- **TASK PROMPT**: Could you output each line of the data that follows exactly?

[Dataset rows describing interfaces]

###

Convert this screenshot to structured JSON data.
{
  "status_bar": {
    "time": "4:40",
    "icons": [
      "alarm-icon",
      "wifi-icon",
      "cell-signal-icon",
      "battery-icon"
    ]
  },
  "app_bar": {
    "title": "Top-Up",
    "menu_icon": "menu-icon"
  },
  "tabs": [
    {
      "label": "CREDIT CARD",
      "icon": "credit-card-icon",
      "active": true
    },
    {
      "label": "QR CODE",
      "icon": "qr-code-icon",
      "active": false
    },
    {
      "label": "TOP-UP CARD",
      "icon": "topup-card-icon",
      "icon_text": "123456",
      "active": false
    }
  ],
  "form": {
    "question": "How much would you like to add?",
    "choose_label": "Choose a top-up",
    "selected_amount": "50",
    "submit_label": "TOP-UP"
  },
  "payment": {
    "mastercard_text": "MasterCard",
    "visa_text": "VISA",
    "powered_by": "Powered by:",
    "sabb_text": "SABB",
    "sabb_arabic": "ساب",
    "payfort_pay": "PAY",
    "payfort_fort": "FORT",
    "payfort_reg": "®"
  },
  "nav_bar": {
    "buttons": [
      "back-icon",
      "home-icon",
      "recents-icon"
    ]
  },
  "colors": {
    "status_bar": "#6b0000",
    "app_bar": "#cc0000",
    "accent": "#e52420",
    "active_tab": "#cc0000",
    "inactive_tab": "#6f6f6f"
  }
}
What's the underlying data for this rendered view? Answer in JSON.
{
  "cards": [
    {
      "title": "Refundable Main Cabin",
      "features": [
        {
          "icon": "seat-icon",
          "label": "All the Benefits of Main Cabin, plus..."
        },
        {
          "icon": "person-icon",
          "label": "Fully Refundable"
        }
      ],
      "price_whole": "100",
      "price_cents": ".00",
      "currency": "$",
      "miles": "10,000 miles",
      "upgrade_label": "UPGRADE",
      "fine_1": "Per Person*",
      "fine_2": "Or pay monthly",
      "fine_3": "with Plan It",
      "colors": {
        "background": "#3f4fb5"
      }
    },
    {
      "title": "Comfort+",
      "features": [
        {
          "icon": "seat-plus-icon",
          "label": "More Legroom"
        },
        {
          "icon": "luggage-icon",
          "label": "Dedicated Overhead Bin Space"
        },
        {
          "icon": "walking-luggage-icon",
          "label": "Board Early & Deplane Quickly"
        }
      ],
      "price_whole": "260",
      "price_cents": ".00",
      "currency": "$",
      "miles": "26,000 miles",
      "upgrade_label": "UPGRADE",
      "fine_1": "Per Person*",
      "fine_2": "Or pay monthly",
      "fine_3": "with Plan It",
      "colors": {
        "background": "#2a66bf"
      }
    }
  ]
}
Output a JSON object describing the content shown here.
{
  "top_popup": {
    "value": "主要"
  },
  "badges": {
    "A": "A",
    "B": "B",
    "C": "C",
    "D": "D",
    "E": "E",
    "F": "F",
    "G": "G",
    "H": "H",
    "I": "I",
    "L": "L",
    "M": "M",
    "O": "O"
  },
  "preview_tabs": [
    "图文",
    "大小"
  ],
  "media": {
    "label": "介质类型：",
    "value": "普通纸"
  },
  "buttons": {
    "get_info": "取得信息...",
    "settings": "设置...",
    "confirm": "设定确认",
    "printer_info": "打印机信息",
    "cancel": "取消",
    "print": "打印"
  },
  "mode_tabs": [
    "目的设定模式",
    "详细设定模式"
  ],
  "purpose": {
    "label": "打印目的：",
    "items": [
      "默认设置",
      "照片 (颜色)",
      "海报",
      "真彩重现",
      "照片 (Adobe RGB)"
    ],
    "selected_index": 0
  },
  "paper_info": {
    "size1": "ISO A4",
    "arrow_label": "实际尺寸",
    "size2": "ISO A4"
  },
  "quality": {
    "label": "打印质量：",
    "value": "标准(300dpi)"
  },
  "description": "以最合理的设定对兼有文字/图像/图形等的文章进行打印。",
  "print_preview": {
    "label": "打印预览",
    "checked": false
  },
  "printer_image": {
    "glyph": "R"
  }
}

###

- **ANSWER SPACE**:
Convert this screenshot to structured JSON data.
{
  "status_bar": {
    "time": "4:40",
    "icons": [
      "alarm-icon",
      "wifi-icon",
      "cell-signal-icon",
      "battery-icon"
    ]
  },
  "app_bar": {
    "title": "Top-Up",
    "menu_icon": "menu-icon"
  },
  "tabs": [
    {
      "label": "CREDIT CARD",
      "icon": "credit-card-icon",
      "active": true
    },
    {
      "label": "QR CODE",
      "icon": "qr-code-icon",
      "active": false
    },
    {
      "label": "TOP-UP CARD",
      "icon": "topup-card-icon",
      "icon_text": "123456",
      "active": false
    }
  ],
  "form": {
    "question": "How much would you like to add?",
    "choose_label": "Choose a top-up",
    "selected_amount": "50",
    "submit_label": "TOP-UP"
  },
  "payment": {
    "mastercard_text": "MasterCard",
    "visa_text": "VISA",
    "powered_by": "Powered by:",
    "sabb_text": "SABB",
    "sabb_arabic": "ساب",
    "payfort_pay": "PAY",
    "payfort_fort": "FORT",
    "payfort_reg": "®"
  },
  "nav_bar": {
    "buttons": [
      "back-icon",
      "home-icon",
      "recents-icon"
    ]
  },
  "colors": {
    "status_bar": "#6b0000",
    "app_bar": "#cc0000",
    "accent": "#e52420",
    "active_tab": "#cc0000",
    "inactive_tab": "#6f6f6f"
  }
}
What's the underlying data for this rendered view? Answer in JSON.
{
  "cards": [
    {
      "title": "Refundable Main Cabin",
      "features": [
        {
          "icon": "seat-icon",
          "label": "All the Benefits of Main Cabin, plus..."
        },
        {
          "icon": "person-icon",
          "label": "Fully Refundable"
        }
      ],
      "price_whole": "100",
      "price_cents": ".00",
      "currency": "$",
      "miles": "10,000 miles",
      "upgrade_label": "UPGRADE",
      "fine_1": "Per Person*",
      "fine_2": "Or pay monthly",
      "fine_3": "with Plan It",
      "colors": {
        "background": "#3f4fb5"
      }
    },
    {
      "title": "Comfort+",
      "features": [
        {
          "icon": "seat-plus-icon",
          "label": "More Legroom"
        },
        {
          "icon": "luggage-icon",
          "label": "Dedicated Overhead Bin Space"
        },
        {
          "icon": "walking-luggage-icon",
          "label": "Board Early & Deplane Quickly"
        }
      ],
      "price_whole": "260",
      "price_cents": ".00",
      "currency": "$",
      "miles": "26,000 miles",
      "upgrade_label": "UPGRADE",
      "fine_1": "Per Person*",
      "fine_2": "Or pay monthly",
      "fine_3": "with Plan It",
      "colors": {
        "background": "#2a66bf"
      }
    }
  ]
}
Output a JSON object describing the content shown here.
{
  "top_popup": {
    "value": "主要"
  },
  "badges": {
    "A": "A",
    "B": "B",
    "C": "C",
    "D": "D",
    "E": "E",
    "F": "F",
    "G": "G",
    "H": "H",
    "I": "I",
    "L": "L",
    "M": "M",
    "O": "O"
  },
  "preview_tabs": [
    "图文",
    "大小"
  ],
  "media": {
    "label": "介质类型：",
    "value": "普通纸"
  },
  "buttons": {
    "get_info": "取得信息...",
    "settings": "设置...",
    "confirm": "设定确认",
    "printer_info": "打印机信息",
    "cancel": "取消",
    "print": "打印"
  },
  "mode_tabs": [
    "目的设定模式",
    "详细设定模式"
  ],
  "purpose": {
    "label": "打印目的：",
    "items": [
      "默认设置",
      "照片 (颜色)",
      "海报",
      "真彩重现",
      "照片 (Adobe RGB)"
    ],
    "selected_index": 0
  },
  "paper_info": {
    "size1": "ISO A4",
    "arrow_label": "实际尺寸",
    "size2": "ISO A4"
  },
  "quality": {
    "label": "打印质量：",
    "value": "标准(300dpi)"
  },
  "description": "以最合理的设定对兼有文字/图像/图形等的文章进行打印。",
  "print_preview": {
    "label": "打印预览",
    "checked": false
  },
  "printer_image": {
    "glyph": "R"
  }
}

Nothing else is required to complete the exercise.